» Task statement
What you return should be the lines of the data containing "Slip", each in full.

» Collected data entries
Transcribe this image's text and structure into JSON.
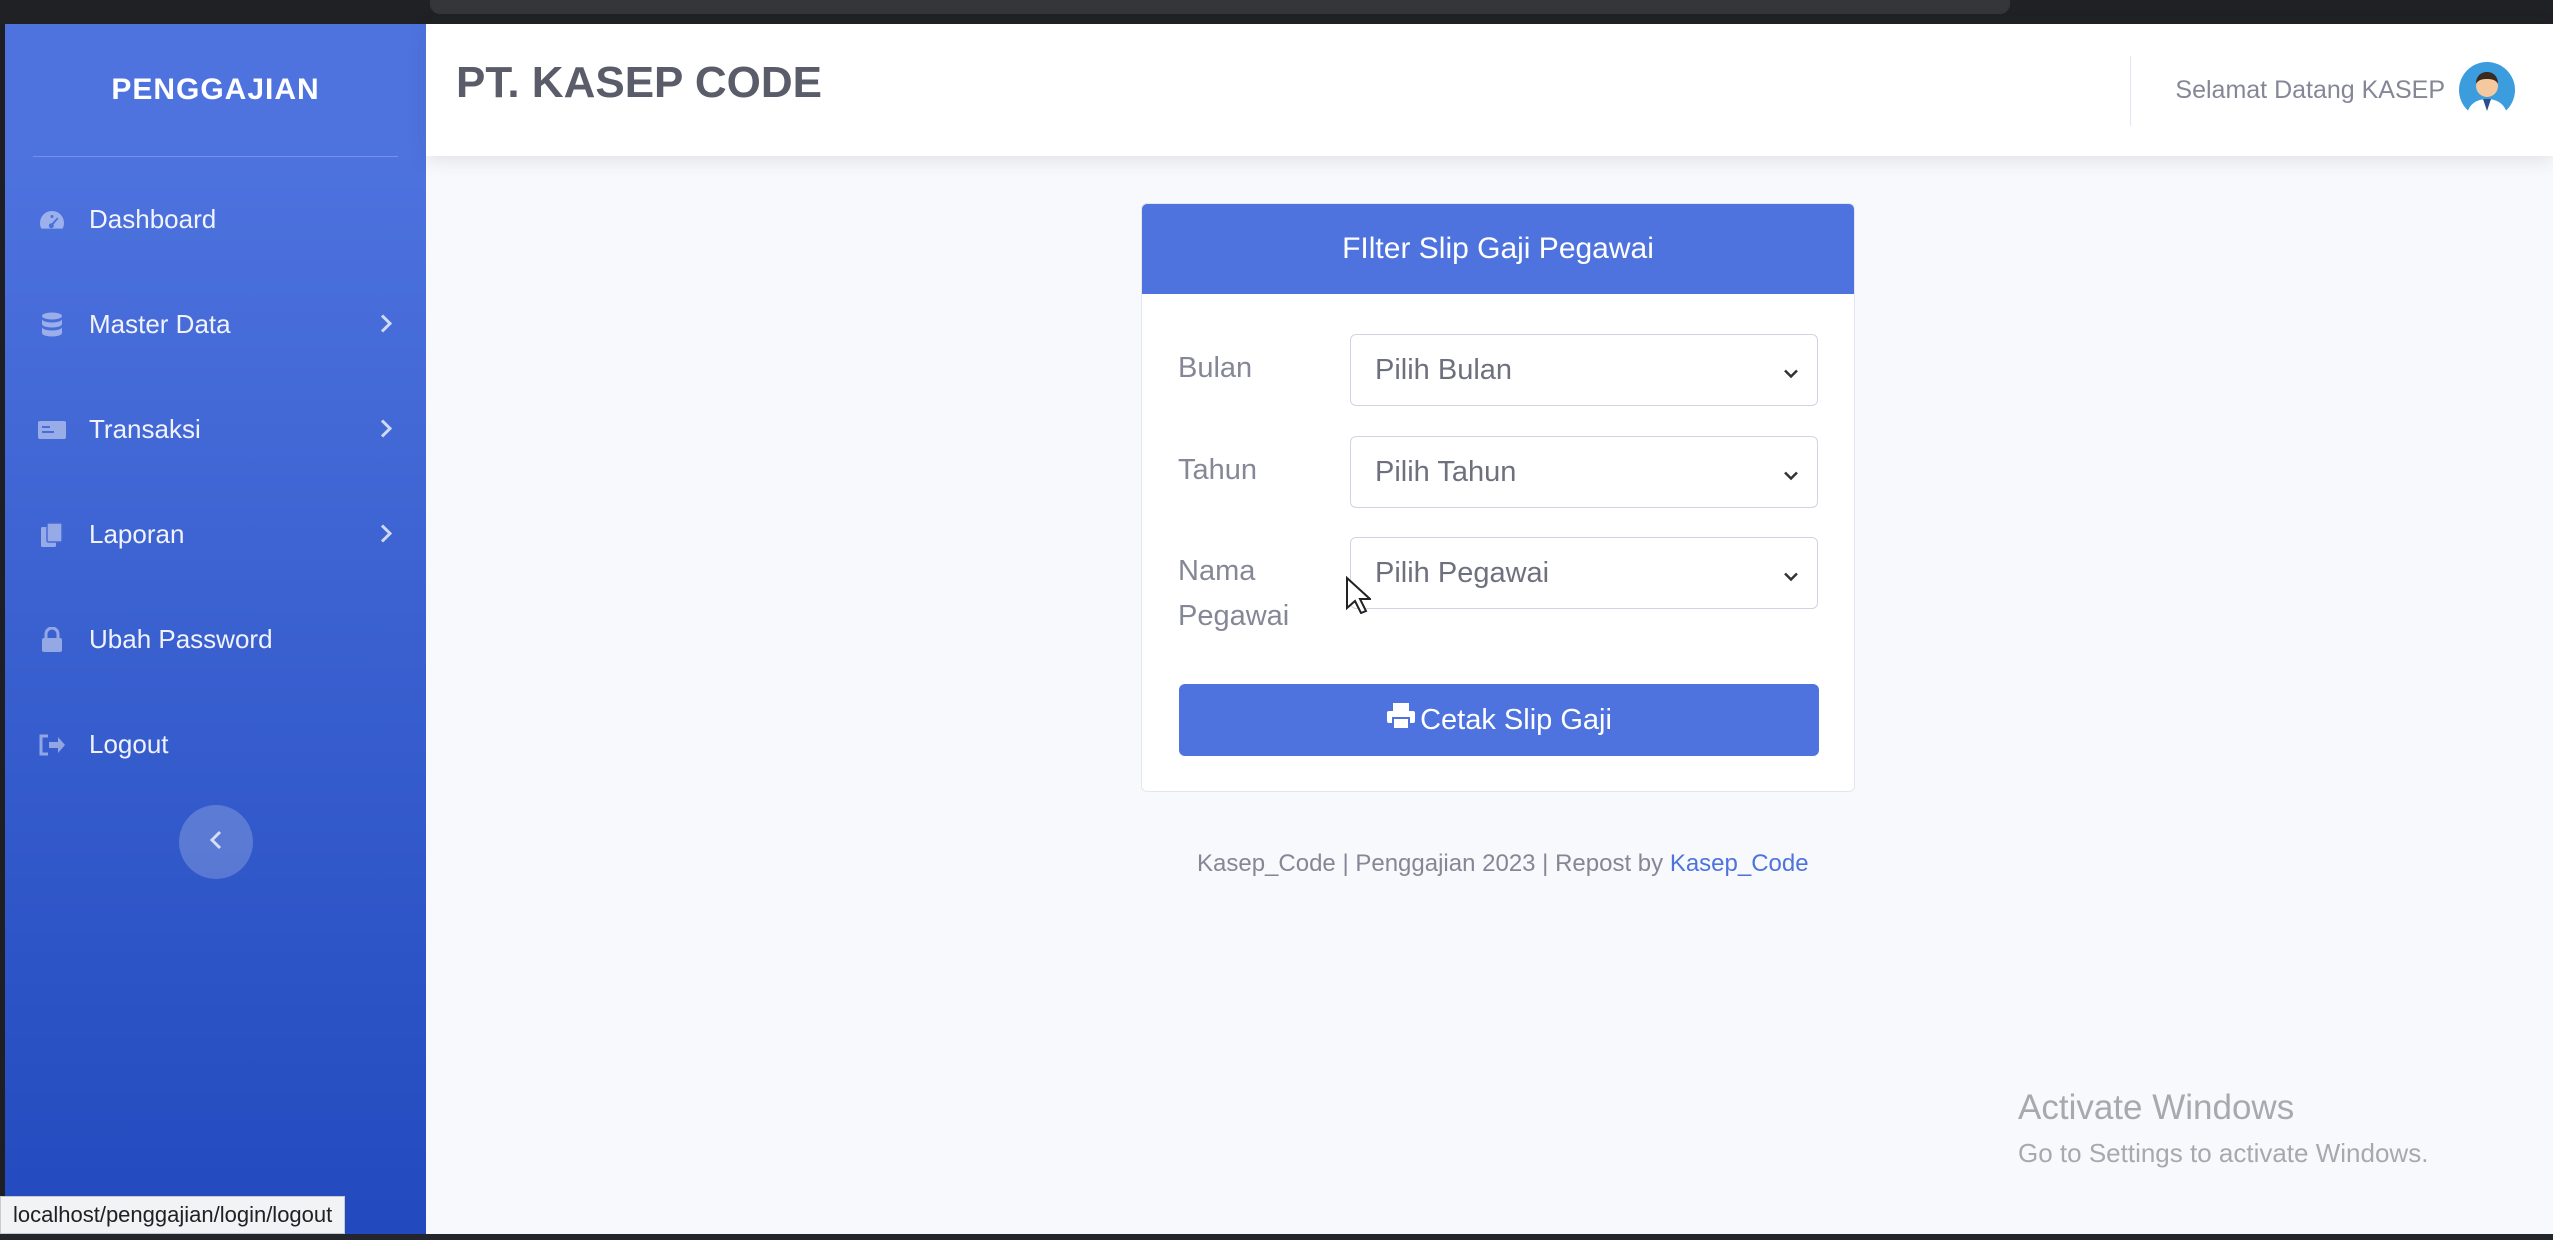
{
  "app": {
    "brand": "PENGGAJIAN",
    "company_title": "PT. KASEP CODE",
    "welcome_text": "Selamat Datang KASEP"
  },
  "sidebar": {
    "items": [
      {
        "label": "Dashboard",
        "icon": "tachometer-icon",
        "has_submenu": false
      },
      {
        "label": "Master Data",
        "icon": "database-icon",
        "has_submenu": true
      },
      {
        "label": "Transaksi",
        "icon": "money-bill-icon",
        "has_submenu": true
      },
      {
        "label": "Laporan",
        "icon": "copy-icon",
        "has_submenu": true
      },
      {
        "label": "Ubah Password",
        "icon": "lock-icon",
        "has_submenu": false
      },
      {
        "label": "Logout",
        "icon": "sign-out-icon",
        "has_submenu": false
      }
    ]
  },
  "filter_card": {
    "title": "FIlter Slip Gaji Pegawai",
    "fields": [
      {
        "label": "Bulan",
        "selected": "Pilih Bulan"
      },
      {
        "label": "Tahun",
        "selected": "Pilih Tahun"
      },
      {
        "label_line1": "Nama",
        "label_line2": "Pegawai",
        "selected": "Pilih Pegawai"
      }
    ],
    "print_button": "Cetak Slip Gaji"
  },
  "footer": {
    "text": "Kasep_Code | Penggajian 2023 | Repost by ",
    "link": "Kasep_Code"
  },
  "watermark": {
    "line1": "Activate Windows",
    "line2": "Go to Settings to activate Windows."
  },
  "status_bar": {
    "url": "localhost/penggajian/login/logout"
  },
  "colors": {
    "primary": "#4e73df",
    "sidebar_bottom": "#224abe",
    "text_muted": "#858796"
  }
}
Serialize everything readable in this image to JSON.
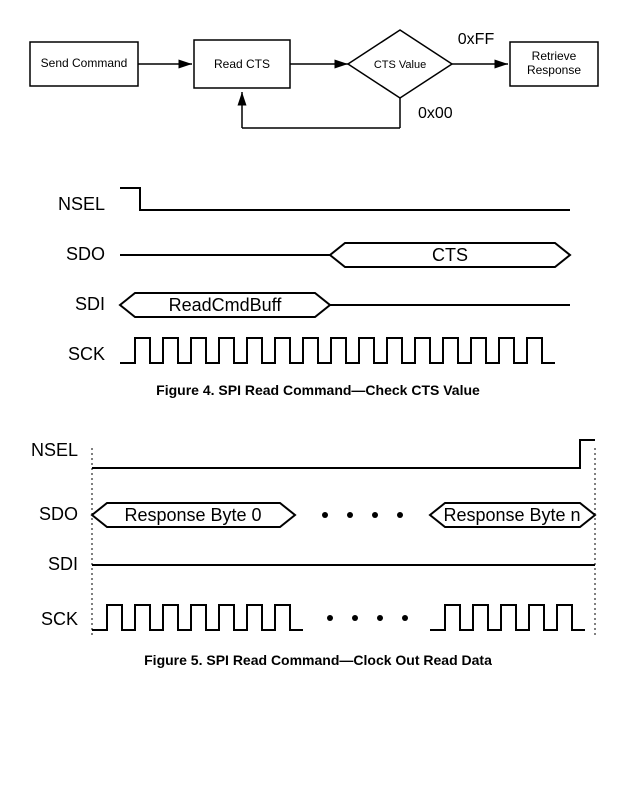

» Task solution
    "title": "FIlter Slip Gaji Pegawai",
    "print_button": "Cetak Slip Gaji"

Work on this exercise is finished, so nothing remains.